Work instructions:
Scan the entries for the word "access" and report how many lines contain it, as a number with no other words.

Records for the task:
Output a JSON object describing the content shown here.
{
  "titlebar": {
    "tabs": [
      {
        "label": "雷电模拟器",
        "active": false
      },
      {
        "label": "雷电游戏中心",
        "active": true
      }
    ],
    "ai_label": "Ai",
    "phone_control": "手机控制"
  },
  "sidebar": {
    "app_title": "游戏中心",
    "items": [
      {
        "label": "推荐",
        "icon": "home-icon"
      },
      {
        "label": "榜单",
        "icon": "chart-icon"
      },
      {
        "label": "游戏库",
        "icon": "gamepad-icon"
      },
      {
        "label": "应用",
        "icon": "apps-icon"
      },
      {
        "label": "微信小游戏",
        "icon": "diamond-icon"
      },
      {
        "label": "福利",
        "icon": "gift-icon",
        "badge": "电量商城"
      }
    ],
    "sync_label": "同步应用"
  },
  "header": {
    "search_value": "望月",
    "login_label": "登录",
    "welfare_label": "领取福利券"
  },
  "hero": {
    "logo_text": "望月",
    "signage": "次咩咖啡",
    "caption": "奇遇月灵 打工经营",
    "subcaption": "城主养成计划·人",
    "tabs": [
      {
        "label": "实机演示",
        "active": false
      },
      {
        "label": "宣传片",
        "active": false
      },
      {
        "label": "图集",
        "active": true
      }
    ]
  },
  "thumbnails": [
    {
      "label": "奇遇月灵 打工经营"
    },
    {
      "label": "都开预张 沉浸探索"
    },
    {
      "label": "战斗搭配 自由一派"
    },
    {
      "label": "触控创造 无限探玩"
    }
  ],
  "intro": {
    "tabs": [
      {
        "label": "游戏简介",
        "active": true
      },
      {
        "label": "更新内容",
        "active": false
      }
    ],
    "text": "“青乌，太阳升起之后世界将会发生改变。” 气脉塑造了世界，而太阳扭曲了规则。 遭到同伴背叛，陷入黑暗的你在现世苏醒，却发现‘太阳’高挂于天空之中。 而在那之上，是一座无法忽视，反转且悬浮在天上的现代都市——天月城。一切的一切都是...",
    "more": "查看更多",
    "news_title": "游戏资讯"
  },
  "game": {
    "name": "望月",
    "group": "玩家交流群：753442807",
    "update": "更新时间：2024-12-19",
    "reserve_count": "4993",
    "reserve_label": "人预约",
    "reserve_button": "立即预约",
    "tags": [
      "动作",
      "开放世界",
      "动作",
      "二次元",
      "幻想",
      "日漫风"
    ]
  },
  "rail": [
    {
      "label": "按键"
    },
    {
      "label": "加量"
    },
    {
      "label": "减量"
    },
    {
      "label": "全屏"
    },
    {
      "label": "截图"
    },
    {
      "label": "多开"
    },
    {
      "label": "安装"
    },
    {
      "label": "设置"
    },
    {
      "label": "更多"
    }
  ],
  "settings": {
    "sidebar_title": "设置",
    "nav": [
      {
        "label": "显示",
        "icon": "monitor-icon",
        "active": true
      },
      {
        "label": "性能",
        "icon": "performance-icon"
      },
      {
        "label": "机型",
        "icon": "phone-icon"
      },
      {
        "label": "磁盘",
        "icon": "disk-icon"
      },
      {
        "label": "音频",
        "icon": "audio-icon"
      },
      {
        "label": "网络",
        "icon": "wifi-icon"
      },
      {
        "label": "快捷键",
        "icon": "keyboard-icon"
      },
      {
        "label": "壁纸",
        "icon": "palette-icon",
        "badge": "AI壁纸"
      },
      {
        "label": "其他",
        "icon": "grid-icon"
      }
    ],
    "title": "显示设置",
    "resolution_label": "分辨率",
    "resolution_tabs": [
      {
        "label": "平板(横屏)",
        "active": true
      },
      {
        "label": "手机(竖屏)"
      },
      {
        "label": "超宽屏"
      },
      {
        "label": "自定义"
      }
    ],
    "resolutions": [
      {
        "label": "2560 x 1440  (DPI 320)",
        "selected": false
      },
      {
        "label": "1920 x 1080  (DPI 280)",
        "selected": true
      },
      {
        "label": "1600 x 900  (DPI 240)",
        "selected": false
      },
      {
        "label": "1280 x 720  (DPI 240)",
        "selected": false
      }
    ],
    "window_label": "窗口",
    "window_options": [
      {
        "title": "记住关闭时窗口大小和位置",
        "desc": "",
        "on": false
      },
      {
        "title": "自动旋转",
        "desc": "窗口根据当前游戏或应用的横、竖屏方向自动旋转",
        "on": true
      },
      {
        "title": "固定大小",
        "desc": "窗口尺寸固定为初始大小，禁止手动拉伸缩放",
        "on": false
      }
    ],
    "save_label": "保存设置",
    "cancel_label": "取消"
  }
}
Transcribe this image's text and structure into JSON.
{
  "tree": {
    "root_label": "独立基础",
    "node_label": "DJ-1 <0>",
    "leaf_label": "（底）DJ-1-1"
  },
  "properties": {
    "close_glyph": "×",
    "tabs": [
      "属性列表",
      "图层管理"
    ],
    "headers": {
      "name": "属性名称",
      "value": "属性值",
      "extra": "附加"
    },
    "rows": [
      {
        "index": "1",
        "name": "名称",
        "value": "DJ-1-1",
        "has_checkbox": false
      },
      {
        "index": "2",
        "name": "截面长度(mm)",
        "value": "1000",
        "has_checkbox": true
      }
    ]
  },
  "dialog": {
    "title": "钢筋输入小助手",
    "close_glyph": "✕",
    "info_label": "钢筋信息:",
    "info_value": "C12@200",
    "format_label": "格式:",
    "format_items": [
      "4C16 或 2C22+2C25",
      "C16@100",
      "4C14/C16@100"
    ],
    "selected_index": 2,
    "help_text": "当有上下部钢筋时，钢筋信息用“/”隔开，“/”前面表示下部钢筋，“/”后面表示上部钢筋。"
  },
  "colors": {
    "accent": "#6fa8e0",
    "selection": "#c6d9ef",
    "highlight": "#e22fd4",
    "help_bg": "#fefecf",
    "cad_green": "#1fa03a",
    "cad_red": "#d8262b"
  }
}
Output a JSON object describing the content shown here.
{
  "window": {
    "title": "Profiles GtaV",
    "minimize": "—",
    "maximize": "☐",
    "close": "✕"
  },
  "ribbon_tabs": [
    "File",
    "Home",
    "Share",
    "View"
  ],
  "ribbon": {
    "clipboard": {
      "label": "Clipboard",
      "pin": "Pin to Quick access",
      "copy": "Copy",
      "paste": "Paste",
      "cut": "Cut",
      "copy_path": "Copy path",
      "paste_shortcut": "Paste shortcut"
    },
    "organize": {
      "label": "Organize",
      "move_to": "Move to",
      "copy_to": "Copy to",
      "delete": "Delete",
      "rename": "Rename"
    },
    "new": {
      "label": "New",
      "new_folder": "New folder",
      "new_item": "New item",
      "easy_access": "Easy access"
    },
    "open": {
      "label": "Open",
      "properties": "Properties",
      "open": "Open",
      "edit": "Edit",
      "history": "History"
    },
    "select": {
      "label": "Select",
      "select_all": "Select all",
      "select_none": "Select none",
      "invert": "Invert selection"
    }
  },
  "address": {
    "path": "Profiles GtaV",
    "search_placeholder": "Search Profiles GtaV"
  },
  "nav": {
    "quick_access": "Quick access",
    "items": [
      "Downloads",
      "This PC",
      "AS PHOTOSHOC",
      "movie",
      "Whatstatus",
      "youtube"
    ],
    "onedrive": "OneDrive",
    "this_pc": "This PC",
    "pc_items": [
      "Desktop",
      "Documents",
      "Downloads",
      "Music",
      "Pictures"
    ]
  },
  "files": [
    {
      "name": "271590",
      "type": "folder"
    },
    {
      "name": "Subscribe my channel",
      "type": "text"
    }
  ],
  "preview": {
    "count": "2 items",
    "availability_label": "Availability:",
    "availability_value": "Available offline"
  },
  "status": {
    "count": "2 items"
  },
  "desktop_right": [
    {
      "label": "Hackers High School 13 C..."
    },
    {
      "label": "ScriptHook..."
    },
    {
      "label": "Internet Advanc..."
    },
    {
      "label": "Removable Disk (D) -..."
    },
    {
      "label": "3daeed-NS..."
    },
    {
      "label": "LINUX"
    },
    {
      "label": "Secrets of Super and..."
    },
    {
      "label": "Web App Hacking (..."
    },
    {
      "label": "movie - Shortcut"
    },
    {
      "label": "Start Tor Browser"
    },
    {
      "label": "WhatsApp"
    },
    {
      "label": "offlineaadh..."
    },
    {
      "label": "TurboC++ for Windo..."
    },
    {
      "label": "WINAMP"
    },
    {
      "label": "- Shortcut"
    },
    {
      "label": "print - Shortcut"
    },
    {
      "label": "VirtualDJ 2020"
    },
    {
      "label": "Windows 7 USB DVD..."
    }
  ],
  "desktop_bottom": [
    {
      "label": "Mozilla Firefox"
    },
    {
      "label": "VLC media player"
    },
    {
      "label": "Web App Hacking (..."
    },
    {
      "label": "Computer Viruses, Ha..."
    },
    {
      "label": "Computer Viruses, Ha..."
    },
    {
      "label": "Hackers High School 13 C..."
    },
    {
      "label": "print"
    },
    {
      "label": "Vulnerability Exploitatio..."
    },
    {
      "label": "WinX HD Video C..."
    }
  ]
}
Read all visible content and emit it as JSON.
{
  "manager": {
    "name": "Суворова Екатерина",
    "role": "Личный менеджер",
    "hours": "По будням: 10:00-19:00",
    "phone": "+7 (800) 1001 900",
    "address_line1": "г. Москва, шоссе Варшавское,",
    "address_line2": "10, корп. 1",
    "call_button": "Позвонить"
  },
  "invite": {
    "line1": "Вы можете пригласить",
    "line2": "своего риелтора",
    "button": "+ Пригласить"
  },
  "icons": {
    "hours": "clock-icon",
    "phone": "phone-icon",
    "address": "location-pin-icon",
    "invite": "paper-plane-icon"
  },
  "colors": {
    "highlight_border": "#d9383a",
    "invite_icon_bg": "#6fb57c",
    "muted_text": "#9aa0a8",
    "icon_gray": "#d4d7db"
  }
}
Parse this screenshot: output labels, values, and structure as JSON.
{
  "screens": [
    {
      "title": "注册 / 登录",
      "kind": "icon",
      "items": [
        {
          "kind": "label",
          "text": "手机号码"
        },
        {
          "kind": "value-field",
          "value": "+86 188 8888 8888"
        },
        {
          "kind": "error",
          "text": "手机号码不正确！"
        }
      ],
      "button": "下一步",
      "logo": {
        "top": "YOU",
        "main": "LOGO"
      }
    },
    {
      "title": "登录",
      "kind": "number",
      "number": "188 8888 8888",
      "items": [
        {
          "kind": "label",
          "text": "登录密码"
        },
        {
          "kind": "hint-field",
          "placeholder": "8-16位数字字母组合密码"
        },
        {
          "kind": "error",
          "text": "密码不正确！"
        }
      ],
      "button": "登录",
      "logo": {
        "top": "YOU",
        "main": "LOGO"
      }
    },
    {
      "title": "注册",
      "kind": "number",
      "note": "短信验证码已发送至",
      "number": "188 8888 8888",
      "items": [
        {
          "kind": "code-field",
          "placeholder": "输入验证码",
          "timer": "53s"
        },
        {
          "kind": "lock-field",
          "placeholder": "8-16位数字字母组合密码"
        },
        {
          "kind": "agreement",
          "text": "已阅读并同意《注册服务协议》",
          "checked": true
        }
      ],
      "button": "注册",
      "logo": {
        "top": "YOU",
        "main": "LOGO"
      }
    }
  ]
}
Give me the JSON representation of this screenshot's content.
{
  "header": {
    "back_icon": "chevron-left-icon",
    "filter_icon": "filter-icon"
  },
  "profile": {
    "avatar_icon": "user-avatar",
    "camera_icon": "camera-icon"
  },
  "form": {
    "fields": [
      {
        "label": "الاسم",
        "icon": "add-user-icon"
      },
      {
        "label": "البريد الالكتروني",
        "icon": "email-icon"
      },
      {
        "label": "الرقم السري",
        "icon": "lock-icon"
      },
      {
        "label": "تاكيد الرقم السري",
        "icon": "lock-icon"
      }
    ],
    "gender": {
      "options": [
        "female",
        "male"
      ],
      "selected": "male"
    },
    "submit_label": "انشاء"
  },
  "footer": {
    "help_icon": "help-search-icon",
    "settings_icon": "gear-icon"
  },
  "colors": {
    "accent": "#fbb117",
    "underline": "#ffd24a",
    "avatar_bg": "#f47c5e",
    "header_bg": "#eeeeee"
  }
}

Your solution:
3